* _WORK INSTRUCTIONS_
Report how many lines in the records below hold the word "users". Add nothing to the number.

===== GIVEN INFORMATION =====

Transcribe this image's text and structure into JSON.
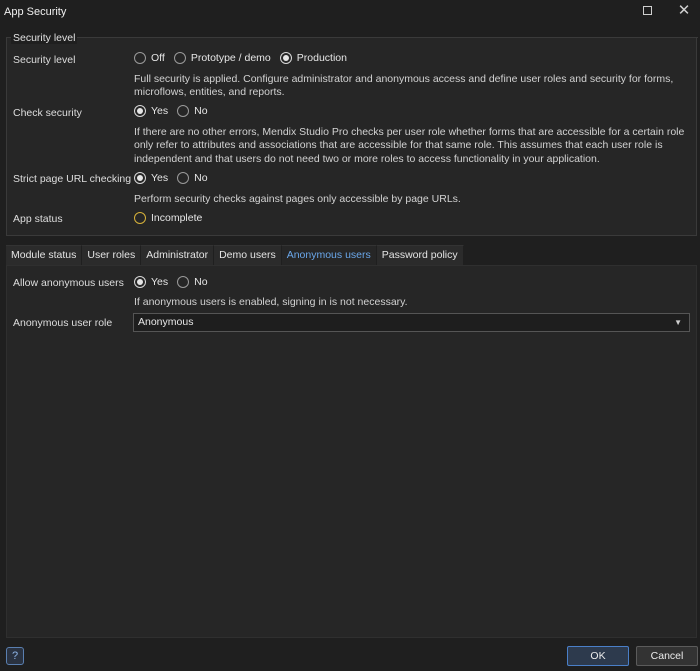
{
  "window": {
    "title": "App Security"
  },
  "security": {
    "legend": "Security level",
    "level": {
      "label": "Security level",
      "options": [
        "Off",
        "Prototype / demo",
        "Production"
      ],
      "selected": "Production",
      "help": "Full security is applied. Configure administrator and anonymous access and define user roles and security for forms, microflows, entities, and reports."
    },
    "check": {
      "label": "Check security",
      "options": [
        "Yes",
        "No"
      ],
      "selected": "Yes",
      "help": "If there are no other errors, Mendix Studio Pro checks per user role whether forms that are accessible for a certain role only refer to attributes and associations that are accessible for that same role. This assumes that each user role is independent and that users do not need two or more roles to access functionality in your application."
    },
    "strict": {
      "label": "Strict page URL checking",
      "options": [
        "Yes",
        "No"
      ],
      "selected": "Yes",
      "help": "Perform security checks against pages only accessible by page URLs."
    },
    "status": {
      "label": "App status",
      "value": "Incomplete",
      "color": "#d6b13a"
    }
  },
  "tabs": [
    "Module status",
    "User roles",
    "Administrator",
    "Demo users",
    "Anonymous users",
    "Password policy"
  ],
  "active_tab": "Anonymous users",
  "anonymous": {
    "allow_label": "Allow anonymous users",
    "options": [
      "Yes",
      "No"
    ],
    "selected": "Yes",
    "help": "If anonymous users is enabled, signing in is not necessary.",
    "role_label": "Anonymous user role",
    "role_value": "Anonymous"
  },
  "footer": {
    "ok": "OK",
    "cancel": "Cancel",
    "help_icon": "?"
  },
  "colors": {
    "accent": "#6aa7ea",
    "warning": "#d6b13a"
  }
}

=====

* _YOUR RESPONSE_
6